I’m not sure why this annoys me so much but it does:
DANIEL SAREWITZ devotes an entire column in Slate to the fact that only 6% of scientists self-identify as Republicans (55% self-identify as Democrats) without offering even a hypothetical explanation of how this situation might have come about.[…..]
I can think of three testable hypotheses they might look into. The first is that scientists are hostile towards Republicans, which scares young Republicans away from careers in science. The second is that Republicans are hostile towards science, and don’t want to go into careers in science. The third is that young people who go into the sciences tend to end up becoming Democrats, due to factors inherent in the practice of science or to peer-group identification with other scientists. In the absence of data, I leave it to you to decide which you find most plausible.

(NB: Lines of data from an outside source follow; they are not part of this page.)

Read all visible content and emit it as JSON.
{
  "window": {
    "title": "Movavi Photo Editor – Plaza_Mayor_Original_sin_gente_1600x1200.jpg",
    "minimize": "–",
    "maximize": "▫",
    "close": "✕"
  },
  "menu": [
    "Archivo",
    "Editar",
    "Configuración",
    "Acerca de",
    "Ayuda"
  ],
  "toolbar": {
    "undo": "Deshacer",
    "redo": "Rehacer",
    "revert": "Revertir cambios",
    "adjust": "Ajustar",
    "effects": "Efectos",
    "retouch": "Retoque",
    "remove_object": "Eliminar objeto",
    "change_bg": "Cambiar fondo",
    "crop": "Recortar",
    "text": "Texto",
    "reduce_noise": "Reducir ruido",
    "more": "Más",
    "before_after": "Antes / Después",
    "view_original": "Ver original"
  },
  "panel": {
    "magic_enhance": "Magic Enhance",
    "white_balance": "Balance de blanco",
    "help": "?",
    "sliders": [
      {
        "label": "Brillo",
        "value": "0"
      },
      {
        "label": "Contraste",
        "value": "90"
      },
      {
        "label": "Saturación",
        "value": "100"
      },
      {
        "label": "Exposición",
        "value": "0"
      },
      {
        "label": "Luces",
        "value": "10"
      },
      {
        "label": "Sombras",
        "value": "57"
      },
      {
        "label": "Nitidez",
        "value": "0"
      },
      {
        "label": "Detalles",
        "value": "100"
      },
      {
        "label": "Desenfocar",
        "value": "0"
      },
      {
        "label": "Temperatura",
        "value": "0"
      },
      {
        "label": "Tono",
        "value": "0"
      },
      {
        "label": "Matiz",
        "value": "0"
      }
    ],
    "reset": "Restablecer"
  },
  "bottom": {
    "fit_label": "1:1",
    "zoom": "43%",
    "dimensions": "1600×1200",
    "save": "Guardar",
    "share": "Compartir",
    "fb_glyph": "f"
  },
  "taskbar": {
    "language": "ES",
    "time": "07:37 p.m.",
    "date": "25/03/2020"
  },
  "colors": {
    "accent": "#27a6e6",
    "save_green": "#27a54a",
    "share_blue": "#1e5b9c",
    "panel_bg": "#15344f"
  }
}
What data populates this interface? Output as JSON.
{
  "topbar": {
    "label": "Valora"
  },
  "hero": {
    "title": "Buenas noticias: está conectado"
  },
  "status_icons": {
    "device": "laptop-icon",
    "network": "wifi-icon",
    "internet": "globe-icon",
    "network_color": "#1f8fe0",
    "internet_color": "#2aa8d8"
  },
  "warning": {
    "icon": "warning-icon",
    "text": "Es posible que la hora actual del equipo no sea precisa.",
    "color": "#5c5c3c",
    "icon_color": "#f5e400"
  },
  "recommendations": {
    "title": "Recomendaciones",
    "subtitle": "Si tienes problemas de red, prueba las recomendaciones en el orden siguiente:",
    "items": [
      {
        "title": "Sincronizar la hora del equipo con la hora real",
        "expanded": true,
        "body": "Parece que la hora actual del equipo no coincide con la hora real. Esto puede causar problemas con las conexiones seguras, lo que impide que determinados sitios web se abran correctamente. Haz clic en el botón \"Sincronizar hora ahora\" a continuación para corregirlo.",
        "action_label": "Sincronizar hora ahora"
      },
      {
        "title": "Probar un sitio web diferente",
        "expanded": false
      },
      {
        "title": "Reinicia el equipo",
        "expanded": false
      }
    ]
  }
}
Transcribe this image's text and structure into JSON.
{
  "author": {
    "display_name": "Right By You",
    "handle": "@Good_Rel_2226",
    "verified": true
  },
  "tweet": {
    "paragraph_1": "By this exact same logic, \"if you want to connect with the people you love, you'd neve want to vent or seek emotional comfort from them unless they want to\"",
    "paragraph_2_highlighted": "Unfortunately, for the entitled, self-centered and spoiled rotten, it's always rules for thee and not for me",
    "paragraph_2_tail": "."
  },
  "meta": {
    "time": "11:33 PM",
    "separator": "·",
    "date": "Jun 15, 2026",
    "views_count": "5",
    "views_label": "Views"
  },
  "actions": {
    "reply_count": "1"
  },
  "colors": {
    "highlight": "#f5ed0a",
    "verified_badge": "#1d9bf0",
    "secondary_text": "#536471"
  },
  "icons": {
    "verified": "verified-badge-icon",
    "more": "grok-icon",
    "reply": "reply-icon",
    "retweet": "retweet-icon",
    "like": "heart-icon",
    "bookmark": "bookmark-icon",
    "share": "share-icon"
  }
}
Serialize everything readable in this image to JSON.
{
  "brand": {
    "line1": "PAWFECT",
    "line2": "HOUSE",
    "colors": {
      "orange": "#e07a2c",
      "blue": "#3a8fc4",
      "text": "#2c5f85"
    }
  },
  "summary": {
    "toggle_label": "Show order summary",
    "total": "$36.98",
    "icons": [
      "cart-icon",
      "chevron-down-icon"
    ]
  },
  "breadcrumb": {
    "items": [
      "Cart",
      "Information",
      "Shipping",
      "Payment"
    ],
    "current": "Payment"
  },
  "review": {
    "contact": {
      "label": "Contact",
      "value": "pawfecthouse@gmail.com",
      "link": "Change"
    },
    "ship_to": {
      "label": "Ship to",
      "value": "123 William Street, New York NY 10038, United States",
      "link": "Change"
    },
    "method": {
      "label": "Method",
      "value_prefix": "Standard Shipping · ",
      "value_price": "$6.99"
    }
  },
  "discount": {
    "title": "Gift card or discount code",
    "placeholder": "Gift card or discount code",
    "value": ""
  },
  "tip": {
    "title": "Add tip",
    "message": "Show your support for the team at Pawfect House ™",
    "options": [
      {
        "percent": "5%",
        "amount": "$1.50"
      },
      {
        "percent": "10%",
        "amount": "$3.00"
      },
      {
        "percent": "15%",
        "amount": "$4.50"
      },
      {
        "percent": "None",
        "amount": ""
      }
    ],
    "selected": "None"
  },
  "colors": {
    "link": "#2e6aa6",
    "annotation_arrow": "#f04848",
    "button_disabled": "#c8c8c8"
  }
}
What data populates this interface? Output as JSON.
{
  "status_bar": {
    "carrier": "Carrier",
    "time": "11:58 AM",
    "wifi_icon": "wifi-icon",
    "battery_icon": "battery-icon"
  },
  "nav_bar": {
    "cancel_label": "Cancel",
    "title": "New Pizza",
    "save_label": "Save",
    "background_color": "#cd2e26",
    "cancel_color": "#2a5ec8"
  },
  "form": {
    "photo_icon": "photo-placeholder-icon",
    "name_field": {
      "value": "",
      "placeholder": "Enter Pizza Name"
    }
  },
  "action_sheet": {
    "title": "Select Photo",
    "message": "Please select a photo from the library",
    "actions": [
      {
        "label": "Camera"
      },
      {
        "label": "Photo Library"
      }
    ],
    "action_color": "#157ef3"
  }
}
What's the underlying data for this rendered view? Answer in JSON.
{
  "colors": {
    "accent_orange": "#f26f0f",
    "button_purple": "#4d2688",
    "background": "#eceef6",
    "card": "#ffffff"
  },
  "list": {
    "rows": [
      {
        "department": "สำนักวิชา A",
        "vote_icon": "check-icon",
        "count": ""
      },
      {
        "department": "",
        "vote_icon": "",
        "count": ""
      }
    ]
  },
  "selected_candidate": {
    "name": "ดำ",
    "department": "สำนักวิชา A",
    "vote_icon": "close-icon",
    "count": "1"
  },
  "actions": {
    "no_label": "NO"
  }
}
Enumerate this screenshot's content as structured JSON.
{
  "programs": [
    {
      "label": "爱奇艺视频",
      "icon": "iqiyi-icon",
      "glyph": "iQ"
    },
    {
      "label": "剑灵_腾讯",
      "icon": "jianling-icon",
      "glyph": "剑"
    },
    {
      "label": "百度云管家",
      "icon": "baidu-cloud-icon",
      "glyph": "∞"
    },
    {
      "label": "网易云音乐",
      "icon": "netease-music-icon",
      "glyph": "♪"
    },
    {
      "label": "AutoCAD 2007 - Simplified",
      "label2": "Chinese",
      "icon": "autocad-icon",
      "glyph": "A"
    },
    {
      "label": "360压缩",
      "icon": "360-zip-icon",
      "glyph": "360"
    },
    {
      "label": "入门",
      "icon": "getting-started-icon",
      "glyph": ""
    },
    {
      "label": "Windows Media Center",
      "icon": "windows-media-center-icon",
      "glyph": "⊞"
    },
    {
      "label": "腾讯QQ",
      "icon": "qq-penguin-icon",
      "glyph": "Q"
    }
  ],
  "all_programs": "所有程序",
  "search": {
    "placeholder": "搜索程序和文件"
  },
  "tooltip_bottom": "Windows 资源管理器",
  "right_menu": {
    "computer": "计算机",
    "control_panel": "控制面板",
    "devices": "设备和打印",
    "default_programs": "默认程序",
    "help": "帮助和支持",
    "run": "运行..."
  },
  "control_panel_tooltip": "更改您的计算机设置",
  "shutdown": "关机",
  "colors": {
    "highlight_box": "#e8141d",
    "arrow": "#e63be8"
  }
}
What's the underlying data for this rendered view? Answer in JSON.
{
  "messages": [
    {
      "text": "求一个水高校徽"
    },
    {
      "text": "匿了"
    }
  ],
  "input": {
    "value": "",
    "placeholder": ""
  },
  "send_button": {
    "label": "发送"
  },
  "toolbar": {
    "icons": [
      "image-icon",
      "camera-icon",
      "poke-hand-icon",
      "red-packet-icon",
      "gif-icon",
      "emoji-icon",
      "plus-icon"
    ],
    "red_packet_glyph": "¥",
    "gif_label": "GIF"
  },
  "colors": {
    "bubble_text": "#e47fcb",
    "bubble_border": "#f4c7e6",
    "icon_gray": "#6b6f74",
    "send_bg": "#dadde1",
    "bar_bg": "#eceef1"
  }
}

But by all means, social scientists should look into this.
Republicans show some hostility to science but certainly not not much towards the hard sciences. Maybe they’re a little less likely to fund, but I’d have a hard time calling it outright hostility. And I suppose that if you interpret the phrase “due to factors inherent in the practice of sciences” broadly enough, then maybe it’s getting at the right answer.
But anyone who’s thought about this for more than a few minutes knows a very specific answer to the question of why there are no Republican scientists: it’s because contemporary science is an empirical, reality-based intellectual enterprise and all such enterprises are inherently non-conservative, unless they involve making a lot of money (there are probably some forms of business that fit the above description and I would not be surprised if some of the people who do them are conservative). If contemporary science was based on reasoning from principles (like the sort of “science” Aristotle liked to do), it might be of interest to conservatives. But it’s not.
This is of course the same reason why there are no good conservative journalists.